START Listed records
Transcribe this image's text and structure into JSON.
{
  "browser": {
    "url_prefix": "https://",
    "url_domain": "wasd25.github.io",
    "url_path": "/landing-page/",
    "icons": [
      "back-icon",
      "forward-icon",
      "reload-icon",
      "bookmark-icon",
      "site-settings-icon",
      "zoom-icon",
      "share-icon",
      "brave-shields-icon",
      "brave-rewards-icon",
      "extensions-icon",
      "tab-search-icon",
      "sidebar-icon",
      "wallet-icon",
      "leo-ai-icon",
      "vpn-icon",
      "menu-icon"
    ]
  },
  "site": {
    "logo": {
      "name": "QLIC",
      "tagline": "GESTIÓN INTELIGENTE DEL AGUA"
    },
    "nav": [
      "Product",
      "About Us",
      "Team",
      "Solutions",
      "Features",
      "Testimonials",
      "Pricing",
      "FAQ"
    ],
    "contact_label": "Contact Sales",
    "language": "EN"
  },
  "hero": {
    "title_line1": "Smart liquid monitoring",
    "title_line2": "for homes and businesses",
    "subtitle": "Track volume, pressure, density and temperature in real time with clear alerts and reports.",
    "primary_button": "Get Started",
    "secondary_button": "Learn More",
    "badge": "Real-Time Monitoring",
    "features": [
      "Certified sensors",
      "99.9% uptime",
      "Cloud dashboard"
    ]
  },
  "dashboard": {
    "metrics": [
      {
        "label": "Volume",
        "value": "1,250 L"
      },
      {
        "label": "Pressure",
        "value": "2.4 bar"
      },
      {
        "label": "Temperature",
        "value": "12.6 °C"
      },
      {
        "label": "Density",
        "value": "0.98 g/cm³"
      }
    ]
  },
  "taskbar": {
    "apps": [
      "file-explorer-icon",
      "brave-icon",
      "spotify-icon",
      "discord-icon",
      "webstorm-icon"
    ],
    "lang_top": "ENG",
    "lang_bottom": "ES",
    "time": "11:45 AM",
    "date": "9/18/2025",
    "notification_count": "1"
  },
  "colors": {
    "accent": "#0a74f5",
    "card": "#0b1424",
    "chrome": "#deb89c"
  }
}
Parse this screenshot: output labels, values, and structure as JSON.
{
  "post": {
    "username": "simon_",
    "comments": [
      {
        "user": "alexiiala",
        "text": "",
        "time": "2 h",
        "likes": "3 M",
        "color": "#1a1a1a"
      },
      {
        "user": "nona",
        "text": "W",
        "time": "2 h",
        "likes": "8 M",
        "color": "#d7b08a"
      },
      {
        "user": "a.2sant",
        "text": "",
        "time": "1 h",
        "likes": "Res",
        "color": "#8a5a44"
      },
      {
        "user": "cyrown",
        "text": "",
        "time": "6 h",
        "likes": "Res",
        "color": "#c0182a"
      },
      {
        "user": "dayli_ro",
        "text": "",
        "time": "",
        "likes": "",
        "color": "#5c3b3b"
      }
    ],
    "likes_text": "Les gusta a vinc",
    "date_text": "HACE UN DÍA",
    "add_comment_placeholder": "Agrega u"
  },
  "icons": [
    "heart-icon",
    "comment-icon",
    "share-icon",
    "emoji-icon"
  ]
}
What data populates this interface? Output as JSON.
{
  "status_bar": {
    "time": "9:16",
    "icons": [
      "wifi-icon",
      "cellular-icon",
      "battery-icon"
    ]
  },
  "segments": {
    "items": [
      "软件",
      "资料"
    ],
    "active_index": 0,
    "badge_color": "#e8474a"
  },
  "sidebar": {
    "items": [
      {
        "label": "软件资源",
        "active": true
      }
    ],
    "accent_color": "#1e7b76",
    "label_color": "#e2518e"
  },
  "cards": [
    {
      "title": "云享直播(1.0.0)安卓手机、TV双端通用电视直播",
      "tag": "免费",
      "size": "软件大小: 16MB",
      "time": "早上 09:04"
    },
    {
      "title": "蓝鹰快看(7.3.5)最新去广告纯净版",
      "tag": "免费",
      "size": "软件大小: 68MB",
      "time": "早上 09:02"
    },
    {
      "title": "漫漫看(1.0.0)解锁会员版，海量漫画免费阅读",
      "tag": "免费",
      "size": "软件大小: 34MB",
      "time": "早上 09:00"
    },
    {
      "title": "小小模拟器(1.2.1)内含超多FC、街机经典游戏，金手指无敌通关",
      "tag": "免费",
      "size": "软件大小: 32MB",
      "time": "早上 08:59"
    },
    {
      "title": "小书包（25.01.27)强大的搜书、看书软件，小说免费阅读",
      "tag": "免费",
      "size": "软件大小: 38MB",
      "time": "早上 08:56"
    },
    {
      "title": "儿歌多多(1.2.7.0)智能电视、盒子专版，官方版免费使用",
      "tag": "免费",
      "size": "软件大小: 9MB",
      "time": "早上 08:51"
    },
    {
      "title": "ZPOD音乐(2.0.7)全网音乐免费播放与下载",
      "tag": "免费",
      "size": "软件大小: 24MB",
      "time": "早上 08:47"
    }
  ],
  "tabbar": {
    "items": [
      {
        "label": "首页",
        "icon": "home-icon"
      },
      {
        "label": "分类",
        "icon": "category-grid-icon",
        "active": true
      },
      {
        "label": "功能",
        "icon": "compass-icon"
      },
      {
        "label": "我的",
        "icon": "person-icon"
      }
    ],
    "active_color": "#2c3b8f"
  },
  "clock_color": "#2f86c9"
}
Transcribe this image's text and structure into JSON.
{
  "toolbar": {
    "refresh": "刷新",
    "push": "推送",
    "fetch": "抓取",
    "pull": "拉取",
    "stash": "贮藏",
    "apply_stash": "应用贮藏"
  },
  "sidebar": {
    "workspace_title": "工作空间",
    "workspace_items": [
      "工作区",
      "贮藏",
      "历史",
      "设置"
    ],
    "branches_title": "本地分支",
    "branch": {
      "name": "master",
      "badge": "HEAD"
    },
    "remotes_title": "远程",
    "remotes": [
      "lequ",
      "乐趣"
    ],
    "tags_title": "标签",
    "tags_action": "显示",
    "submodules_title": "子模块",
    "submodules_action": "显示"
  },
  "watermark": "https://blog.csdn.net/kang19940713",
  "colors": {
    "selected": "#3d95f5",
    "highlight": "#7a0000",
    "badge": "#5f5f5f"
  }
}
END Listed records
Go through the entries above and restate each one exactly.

* Exercise solution *
Transcribe this image's text and structure into JSON.
{
  "browser": {
    "url_prefix": "https://",
    "url_domain": "wasd25.github.io",
    "url_path": "/landing-page/",
    "icons": [
      "back-icon",
      "forward-icon",
      "reload-icon",
      "bookmark-icon",
      "site-settings-icon",
      "zoom-icon",
      "share-icon",
      "brave-shields-icon",
      "brave-rewards-icon",
      "extensions-icon",
      "tab-search-icon",
      "sidebar-icon",
      "wallet-icon",
      "leo-ai-icon",
      "vpn-icon",
      "menu-icon"
    ]
  },
  "site": {
    "logo": {
      "name": "QLIC",
      "tagline": "GESTIÓN INTELIGENTE DEL AGUA"
    },
    "nav": [
      "Product",
      "About Us",
      "Team",
      "Solutions",
      "Features",
      "Testimonials",
      "Pricing",
      "FAQ"
    ],
    "contact_label": "Contact Sales",
    "language": "EN"
  },
  "hero": {
    "title_line1": "Smart liquid monitoring",
    "title_line2": "for homes and businesses",
    "subtitle": "Track volume, pressure, density and temperature in real time with clear alerts and reports.",
    "primary_button": "Get Started",
    "secondary_button": "Learn More",
    "badge": "Real-Time Monitoring",
    "features": [
      "Certified sensors",
      "99.9% uptime",
      "Cloud dashboard"
    ]
  },
  "dashboard": {
    "metrics": [
      {
        "label": "Volume",
        "value": "1,250 L"
      },
      {
        "label": "Pressure",
        "value": "2.4 bar"
      },
      {
        "label": "Temperature",
        "value": "12.6 °C"
      },
      {
        "label": "Density",
        "value": "0.98 g/cm³"
      }
    ]
  },
  "taskbar": {
    "apps": [
      "file-explorer-icon",
      "brave-icon",
      "spotify-icon",
      "discord-icon",
      "webstorm-icon"
    ],
    "lang_top": "ENG",
    "lang_bottom": "ES",
    "time": "11:45 AM",
    "date": "9/18/2025",
    "notification_count": "1"
  },
  "colors": {
    "accent": "#0a74f5",
    "card": "#0b1424",
    "chrome": "#deb89c"
  }
}
Parse this screenshot: output labels, values, and structure as JSON.
{
  "post": {
    "username": "simon_",
    "comments": [
      {
        "user": "alexiiala",
        "text": "",
        "time": "2 h",
        "likes": "3 M",
        "color": "#1a1a1a"
      },
      {
        "user": "nona",
        "text": "W",
        "time": "2 h",
        "likes": "8 M",
        "color": "#d7b08a"
      },
      {
        "user": "a.2sant",
        "text": "",
        "time": "1 h",
        "likes": "Res",
        "color": "#8a5a44"
      },
      {
        "user": "cyrown",
        "text": "",
        "time": "6 h",
        "likes": "Res",
        "color": "#c0182a"
      },
      {
        "user": "dayli_ro",
        "text": "",
        "time": "",
        "likes": "",
        "color": "#5c3b3b"
      }
    ],
    "likes_text": "Les gusta a vinc",
    "date_text": "HACE UN DÍA",
    "add_comment_placeholder": "Agrega u"
  },
  "icons": [
    "heart-icon",
    "comment-icon",
    "share-icon",
    "emoji-icon"
  ]
}
What data populates this interface? Output as JSON.
{
  "status_bar": {
    "time": "9:16",
    "icons": [
      "wifi-icon",
      "cellular-icon",
      "battery-icon"
    ]
  },
  "segments": {
    "items": [
      "软件",
      "资料"
    ],
    "active_index": 0,
    "badge_color": "#e8474a"
  },
  "sidebar": {
    "items": [
      {
        "label": "软件资源",
        "active": true
      }
    ],
    "accent_color": "#1e7b76",
    "label_color": "#e2518e"
  },
  "cards": [
    {
      "title": "云享直播(1.0.0)安卓手机、TV双端通用电视直播",
      "tag": "免费",
      "size": "软件大小: 16MB",
      "time": "早上 09:04"
    },
    {
      "title": "蓝鹰快看(7.3.5)最新去广告纯净版",
      "tag": "免费",
      "size": "软件大小: 68MB",
      "time": "早上 09:02"
    },
    {
      "title": "漫漫看(1.0.0)解锁会员版，海量漫画免费阅读",
      "tag": "免费",
      "size": "软件大小: 34MB",
      "time": "早上 09:00"
    },
    {
      "title": "小小模拟器(1.2.1)内含超多FC、街机经典游戏，金手指无敌通关",
      "tag": "免费",
      "size": "软件大小: 32MB",
      "time": "早上 08:59"
    },
    {
      "title": "小书包（25.01.27)强大的搜书、看书软件，小说免费阅读",
      "tag": "免费",
      "size": "软件大小: 38MB",
      "time": "早上 08:56"
    },
    {
      "title": "儿歌多多(1.2.7.0)智能电视、盒子专版，官方版免费使用",
      "tag": "免费",
      "size": "软件大小: 9MB",
      "time": "早上 08:51"
    },
    {
      "title": "ZPOD音乐(2.0.7)全网音乐免费播放与下载",
      "tag": "免费",
      "size": "软件大小: 24MB",
      "time": "早上 08:47"
    }
  ],
  "tabbar": {
    "items": [
      {
        "label": "首页",
        "icon": "home-icon"
      },
      {
        "label": "分类",
        "icon": "category-grid-icon",
        "active": true
      },
      {
        "label": "功能",
        "icon": "compass-icon"
      },
      {
        "label": "我的",
        "icon": "person-icon"
      }
    ],
    "active_color": "#2c3b8f"
  },
  "clock_color": "#2f86c9"
}
Transcribe this image's text and structure into JSON.
{
  "toolbar": {
    "refresh": "刷新",
    "push": "推送",
    "fetch": "抓取",
    "pull": "拉取",
    "stash": "贮藏",
    "apply_stash": "应用贮藏"
  },
  "sidebar": {
    "workspace_title": "工作空间",
    "workspace_items": [
      "工作区",
      "贮藏",
      "历史",
      "设置"
    ],
    "branches_title": "本地分支",
    "branch": {
      "name": "master",
      "badge": "HEAD"
    },
    "remotes_title": "远程",
    "remotes": [
      "lequ",
      "乐趣"
    ],
    "tags_title": "标签",
    "tags_action": "显示",
    "submodules_title": "子模块",
    "submodules_action": "显示"
  },
  "watermark": "https://blog.csdn.net/kang19940713",
  "colors": {
    "selected": "#3d95f5",
    "highlight": "#7a0000",
    "badge": "#5f5f5f"
  }
}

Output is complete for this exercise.